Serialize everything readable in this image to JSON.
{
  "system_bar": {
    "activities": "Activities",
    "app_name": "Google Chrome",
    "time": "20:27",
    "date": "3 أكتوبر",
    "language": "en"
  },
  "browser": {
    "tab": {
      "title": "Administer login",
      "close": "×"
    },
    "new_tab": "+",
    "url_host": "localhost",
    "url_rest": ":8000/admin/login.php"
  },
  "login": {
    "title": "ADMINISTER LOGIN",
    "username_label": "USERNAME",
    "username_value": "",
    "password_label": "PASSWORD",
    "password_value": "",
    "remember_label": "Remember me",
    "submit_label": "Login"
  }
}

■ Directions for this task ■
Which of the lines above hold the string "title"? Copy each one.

■ Answer box ■
      "title": "Administer login",
    "title": "ADMINISTER LOGIN",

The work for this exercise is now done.